— Your instructions —
All of the records should be given again exactly as they appear.

— Dataset —
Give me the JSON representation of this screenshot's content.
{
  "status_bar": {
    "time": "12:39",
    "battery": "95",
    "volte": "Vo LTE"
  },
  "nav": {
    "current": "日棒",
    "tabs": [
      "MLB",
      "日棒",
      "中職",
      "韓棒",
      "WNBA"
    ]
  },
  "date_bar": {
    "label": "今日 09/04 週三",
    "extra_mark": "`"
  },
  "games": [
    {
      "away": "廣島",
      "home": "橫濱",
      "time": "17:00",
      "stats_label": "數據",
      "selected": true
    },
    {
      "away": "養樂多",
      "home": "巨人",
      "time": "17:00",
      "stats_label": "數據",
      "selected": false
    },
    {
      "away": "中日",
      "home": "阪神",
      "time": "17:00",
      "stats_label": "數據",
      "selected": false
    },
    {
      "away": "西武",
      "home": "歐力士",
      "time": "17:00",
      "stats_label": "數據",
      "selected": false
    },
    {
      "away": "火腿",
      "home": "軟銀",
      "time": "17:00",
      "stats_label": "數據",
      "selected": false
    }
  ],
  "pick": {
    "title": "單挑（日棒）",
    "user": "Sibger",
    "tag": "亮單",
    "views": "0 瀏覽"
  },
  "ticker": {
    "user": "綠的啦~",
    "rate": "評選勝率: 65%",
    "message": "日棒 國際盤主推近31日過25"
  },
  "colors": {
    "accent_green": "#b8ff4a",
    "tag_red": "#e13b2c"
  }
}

— Task result —
Give me the JSON representation of this screenshot's content.
{
  "status_bar": {
    "time": "12:39",
    "battery": "95",
    "volte": "Vo LTE"
  },
  "nav": {
    "current": "日棒",
    "tabs": [
      "MLB",
      "日棒",
      "中職",
      "韓棒",
      "WNBA"
    ]
  },
  "date_bar": {
    "label": "今日 09/04 週三",
    "extra_mark": "`"
  },
  "games": [
    {
      "away": "廣島",
      "home": "橫濱",
      "time": "17:00",
      "stats_label": "數據",
      "selected": true
    },
    {
      "away": "養樂多",
      "home": "巨人",
      "time": "17:00",
      "stats_label": "數據",
      "selected": false
    },
    {
      "away": "中日",
      "home": "阪神",
      "time": "17:00",
      "stats_label": "數據",
      "selected": false
    },
    {
      "away": "西武",
      "home": "歐力士",
      "time": "17:00",
      "stats_label": "數據",
      "selected": false
    },
    {
      "away": "火腿",
      "home": "軟銀",
      "time": "17:00",
      "stats_label": "數據",
      "selected": false
    }
  ],
  "pick": {
    "title": "單挑（日棒）",
    "user": "Sibger",
    "tag": "亮單",
    "views": "0 瀏覽"
  },
  "ticker": {
    "user": "綠的啦~",
    "rate": "評選勝率: 65%",
    "message": "日棒 國際盤主推近31日過25"
  },
  "colors": {
    "accent_green": "#b8ff4a",
    "tag_red": "#e13b2c"
  }
}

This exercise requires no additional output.